— Input data —
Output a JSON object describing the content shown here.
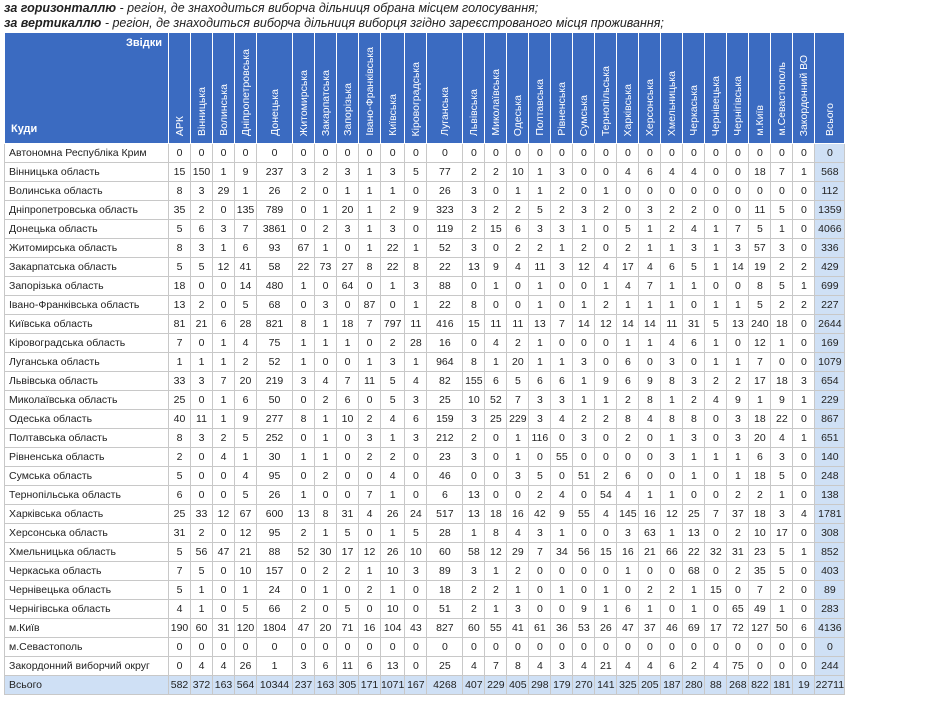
{
  "notes": {
    "line1_bold": "за горизонталлю",
    "line1_rest": " - регіон, де знаходиться виборча дільниця обрана місцем голосування;",
    "line2_bold": "за вертикаллю",
    "line2_rest": " - регіон, де знаходиться виборча дільниця виборця згідно зареєстрованого місця проживання;"
  },
  "header": {
    "from_label": "Звідки",
    "to_label": "Куди",
    "columns": [
      "АРК",
      "Вінницька",
      "Волинська",
      "Дніпропетровська",
      "Донецька",
      "Житомирська",
      "Закарпатська",
      "Запорізька",
      "Івано-Франківська",
      "Київська",
      "Кіровоградська",
      "Луганська",
      "Львівська",
      "Миколаївська",
      "Одеська",
      "Полтавська",
      "Рівненська",
      "Сумська",
      "Тернопільська",
      "Харківська",
      "Херсонська",
      "Хмельницька",
      "Черкаська",
      "Чернівецька",
      "Чернігівська",
      "м.Київ",
      "м.Севастополь",
      "Закордонний ВО",
      "Всього"
    ]
  },
  "rows": [
    {
      "name": "Автономна Республіка Крим",
      "values": [
        "0",
        "0",
        "0",
        "0",
        "0",
        "0",
        "0",
        "0",
        "0",
        "0",
        "0",
        "0",
        "0",
        "0",
        "0",
        "0",
        "0",
        "0",
        "0",
        "0",
        "0",
        "0",
        "0",
        "0",
        "0",
        "0",
        "0",
        "0",
        "0"
      ]
    },
    {
      "name": "Вінницька область",
      "values": [
        "15",
        "150",
        "1",
        "9",
        "237",
        "3",
        "2",
        "3",
        "1",
        "3",
        "5",
        "77",
        "2",
        "2",
        "10",
        "1",
        "3",
        "0",
        "0",
        "4",
        "6",
        "4",
        "4",
        "0",
        "0",
        "18",
        "7",
        "1",
        "568"
      ]
    },
    {
      "name": "Волинська область",
      "values": [
        "8",
        "3",
        "29",
        "1",
        "26",
        "2",
        "0",
        "1",
        "1",
        "1",
        "0",
        "26",
        "3",
        "0",
        "1",
        "1",
        "2",
        "0",
        "1",
        "0",
        "0",
        "0",
        "0",
        "0",
        "0",
        "0",
        "0",
        "0",
        "112"
      ]
    },
    {
      "name": "Дніпропетровська область",
      "values": [
        "35",
        "2",
        "0",
        "135",
        "789",
        "0",
        "1",
        "20",
        "1",
        "2",
        "9",
        "323",
        "3",
        "2",
        "2",
        "5",
        "2",
        "3",
        "2",
        "0",
        "3",
        "2",
        "2",
        "0",
        "0",
        "11",
        "5",
        "0",
        "1359"
      ]
    },
    {
      "name": "Донецька область",
      "values": [
        "5",
        "6",
        "3",
        "7",
        "3861",
        "0",
        "2",
        "3",
        "1",
        "3",
        "0",
        "119",
        "2",
        "15",
        "6",
        "3",
        "3",
        "1",
        "0",
        "5",
        "1",
        "2",
        "4",
        "1",
        "7",
        "5",
        "1",
        "0",
        "4066"
      ]
    },
    {
      "name": "Житомирська область",
      "values": [
        "8",
        "3",
        "1",
        "6",
        "93",
        "67",
        "1",
        "0",
        "1",
        "22",
        "1",
        "52",
        "3",
        "0",
        "2",
        "2",
        "1",
        "2",
        "0",
        "2",
        "1",
        "1",
        "3",
        "1",
        "3",
        "57",
        "3",
        "0",
        "336"
      ]
    },
    {
      "name": "Закарпатська область",
      "values": [
        "5",
        "5",
        "12",
        "41",
        "58",
        "22",
        "73",
        "27",
        "8",
        "22",
        "8",
        "22",
        "13",
        "9",
        "4",
        "11",
        "3",
        "12",
        "4",
        "17",
        "4",
        "6",
        "5",
        "1",
        "14",
        "19",
        "2",
        "2",
        "429"
      ]
    },
    {
      "name": "Запорізька область",
      "values": [
        "18",
        "0",
        "0",
        "14",
        "480",
        "1",
        "0",
        "64",
        "0",
        "1",
        "3",
        "88",
        "0",
        "1",
        "0",
        "1",
        "0",
        "0",
        "1",
        "4",
        "7",
        "1",
        "1",
        "0",
        "0",
        "8",
        "5",
        "1",
        "699"
      ]
    },
    {
      "name": "Івано-Франківська область",
      "values": [
        "13",
        "2",
        "0",
        "5",
        "68",
        "0",
        "3",
        "0",
        "87",
        "0",
        "1",
        "22",
        "8",
        "0",
        "0",
        "1",
        "0",
        "1",
        "2",
        "1",
        "1",
        "1",
        "0",
        "1",
        "1",
        "5",
        "2",
        "2",
        "227"
      ]
    },
    {
      "name": "Київська область",
      "values": [
        "81",
        "21",
        "6",
        "28",
        "821",
        "8",
        "1",
        "18",
        "7",
        "797",
        "11",
        "416",
        "15",
        "11",
        "11",
        "13",
        "7",
        "14",
        "12",
        "14",
        "14",
        "11",
        "31",
        "5",
        "13",
        "240",
        "18",
        "0",
        "2644"
      ]
    },
    {
      "name": "Кіровоградська область",
      "values": [
        "7",
        "0",
        "1",
        "4",
        "75",
        "1",
        "1",
        "1",
        "0",
        "2",
        "28",
        "16",
        "0",
        "4",
        "2",
        "1",
        "0",
        "0",
        "0",
        "1",
        "1",
        "4",
        "6",
        "1",
        "0",
        "12",
        "1",
        "0",
        "169"
      ]
    },
    {
      "name": "Луганська область",
      "values": [
        "1",
        "1",
        "1",
        "2",
        "52",
        "1",
        "0",
        "0",
        "1",
        "3",
        "1",
        "964",
        "8",
        "1",
        "20",
        "1",
        "1",
        "3",
        "0",
        "6",
        "0",
        "3",
        "0",
        "1",
        "1",
        "7",
        "0",
        "0",
        "1079"
      ]
    },
    {
      "name": "Львівська область",
      "values": [
        "33",
        "3",
        "7",
        "20",
        "219",
        "3",
        "4",
        "7",
        "11",
        "5",
        "4",
        "82",
        "155",
        "6",
        "5",
        "6",
        "6",
        "1",
        "9",
        "6",
        "9",
        "8",
        "3",
        "2",
        "2",
        "17",
        "18",
        "3",
        "654"
      ]
    },
    {
      "name": "Миколаївська область",
      "values": [
        "25",
        "0",
        "1",
        "6",
        "50",
        "0",
        "2",
        "6",
        "0",
        "5",
        "3",
        "25",
        "10",
        "52",
        "7",
        "3",
        "3",
        "1",
        "1",
        "2",
        "8",
        "1",
        "2",
        "4",
        "9",
        "1",
        "9",
        "1",
        "229"
      ]
    },
    {
      "name": "Одеська область",
      "values": [
        "40",
        "11",
        "1",
        "9",
        "277",
        "8",
        "1",
        "10",
        "2",
        "4",
        "6",
        "159",
        "3",
        "25",
        "229",
        "3",
        "4",
        "2",
        "2",
        "8",
        "4",
        "8",
        "8",
        "0",
        "3",
        "18",
        "22",
        "0",
        "867"
      ]
    },
    {
      "name": "Полтавська область",
      "values": [
        "8",
        "3",
        "2",
        "5",
        "252",
        "0",
        "1",
        "0",
        "3",
        "1",
        "3",
        "212",
        "2",
        "0",
        "1",
        "116",
        "0",
        "3",
        "0",
        "2",
        "0",
        "1",
        "3",
        "0",
        "3",
        "20",
        "4",
        "1",
        "651"
      ]
    },
    {
      "name": "Рівненська область",
      "values": [
        "2",
        "0",
        "4",
        "1",
        "30",
        "1",
        "1",
        "0",
        "2",
        "2",
        "0",
        "23",
        "3",
        "0",
        "1",
        "0",
        "55",
        "0",
        "0",
        "0",
        "0",
        "3",
        "1",
        "1",
        "1",
        "6",
        "3",
        "0",
        "140"
      ]
    },
    {
      "name": "Сумська область",
      "values": [
        "5",
        "0",
        "0",
        "4",
        "95",
        "0",
        "2",
        "0",
        "0",
        "4",
        "0",
        "46",
        "0",
        "0",
        "3",
        "5",
        "0",
        "51",
        "2",
        "6",
        "0",
        "0",
        "1",
        "0",
        "1",
        "18",
        "5",
        "0",
        "248"
      ]
    },
    {
      "name": "Тернопільська область",
      "values": [
        "6",
        "0",
        "0",
        "5",
        "26",
        "1",
        "0",
        "0",
        "7",
        "1",
        "0",
        "6",
        "13",
        "0",
        "0",
        "2",
        "4",
        "0",
        "54",
        "4",
        "1",
        "1",
        "0",
        "0",
        "2",
        "2",
        "1",
        "0",
        "138"
      ]
    },
    {
      "name": "Харківська область",
      "values": [
        "25",
        "33",
        "12",
        "67",
        "600",
        "13",
        "8",
        "31",
        "4",
        "26",
        "24",
        "517",
        "13",
        "18",
        "16",
        "42",
        "9",
        "55",
        "4",
        "145",
        "16",
        "12",
        "25",
        "7",
        "37",
        "18",
        "3",
        "4",
        "1781"
      ]
    },
    {
      "name": "Херсонська область",
      "values": [
        "31",
        "2",
        "0",
        "12",
        "95",
        "2",
        "1",
        "5",
        "0",
        "1",
        "5",
        "28",
        "1",
        "8",
        "4",
        "3",
        "1",
        "0",
        "0",
        "3",
        "63",
        "1",
        "13",
        "0",
        "2",
        "10",
        "17",
        "0",
        "308"
      ]
    },
    {
      "name": "Хмельницька область",
      "values": [
        "5",
        "56",
        "47",
        "21",
        "88",
        "52",
        "30",
        "17",
        "12",
        "26",
        "10",
        "60",
        "58",
        "12",
        "29",
        "7",
        "34",
        "56",
        "15",
        "16",
        "21",
        "66",
        "22",
        "32",
        "31",
        "23",
        "5",
        "1",
        "852"
      ]
    },
    {
      "name": "Черкаська область",
      "values": [
        "7",
        "5",
        "0",
        "10",
        "157",
        "0",
        "2",
        "2",
        "1",
        "10",
        "3",
        "89",
        "3",
        "1",
        "2",
        "0",
        "0",
        "0",
        "0",
        "1",
        "0",
        "0",
        "68",
        "0",
        "2",
        "35",
        "5",
        "0",
        "403"
      ]
    },
    {
      "name": "Чернівецька область",
      "values": [
        "5",
        "1",
        "0",
        "1",
        "24",
        "0",
        "1",
        "0",
        "2",
        "1",
        "0",
        "18",
        "2",
        "2",
        "1",
        "0",
        "1",
        "0",
        "1",
        "0",
        "2",
        "2",
        "1",
        "15",
        "0",
        "7",
        "2",
        "0",
        "89"
      ]
    },
    {
      "name": "Чернігівська область",
      "values": [
        "4",
        "1",
        "0",
        "5",
        "66",
        "2",
        "0",
        "5",
        "0",
        "10",
        "0",
        "51",
        "2",
        "1",
        "3",
        "0",
        "0",
        "9",
        "1",
        "6",
        "1",
        "0",
        "1",
        "0",
        "65",
        "49",
        "1",
        "0",
        "283"
      ]
    },
    {
      "name": "м.Київ",
      "values": [
        "190",
        "60",
        "31",
        "120",
        "1804",
        "47",
        "20",
        "71",
        "16",
        "104",
        "43",
        "827",
        "60",
        "55",
        "41",
        "61",
        "36",
        "53",
        "26",
        "47",
        "37",
        "46",
        "69",
        "17",
        "72",
        "127",
        "50",
        "6",
        "4136"
      ]
    },
    {
      "name": "м.Севастополь",
      "values": [
        "0",
        "0",
        "0",
        "0",
        "0",
        "0",
        "0",
        "0",
        "0",
        "0",
        "0",
        "0",
        "0",
        "0",
        "0",
        "0",
        "0",
        "0",
        "0",
        "0",
        "0",
        "0",
        "0",
        "0",
        "0",
        "0",
        "0",
        "0",
        "0"
      ]
    },
    {
      "name": "Закордонний виборчий округ",
      "values": [
        "0",
        "4",
        "4",
        "26",
        "1",
        "3",
        "6",
        "11",
        "6",
        "13",
        "0",
        "25",
        "4",
        "7",
        "8",
        "4",
        "3",
        "4",
        "21",
        "4",
        "4",
        "6",
        "2",
        "4",
        "75",
        "0",
        "0",
        "0",
        "244"
      ]
    }
  ],
  "total_row": {
    "name": "Всього",
    "values": [
      "582",
      "372",
      "163",
      "564",
      "10344",
      "237",
      "163",
      "305",
      "171",
      "1071",
      "167",
      "4268",
      "407",
      "229",
      "405",
      "298",
      "179",
      "270",
      "141",
      "325",
      "205",
      "187",
      "280",
      "88",
      "268",
      "822",
      "181",
      "19",
      "22711"
    ]
  }
}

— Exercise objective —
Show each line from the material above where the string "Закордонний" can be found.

— Exercise answer —
      "Закордонний ВО",
      "name": "Закордонний виборчий округ",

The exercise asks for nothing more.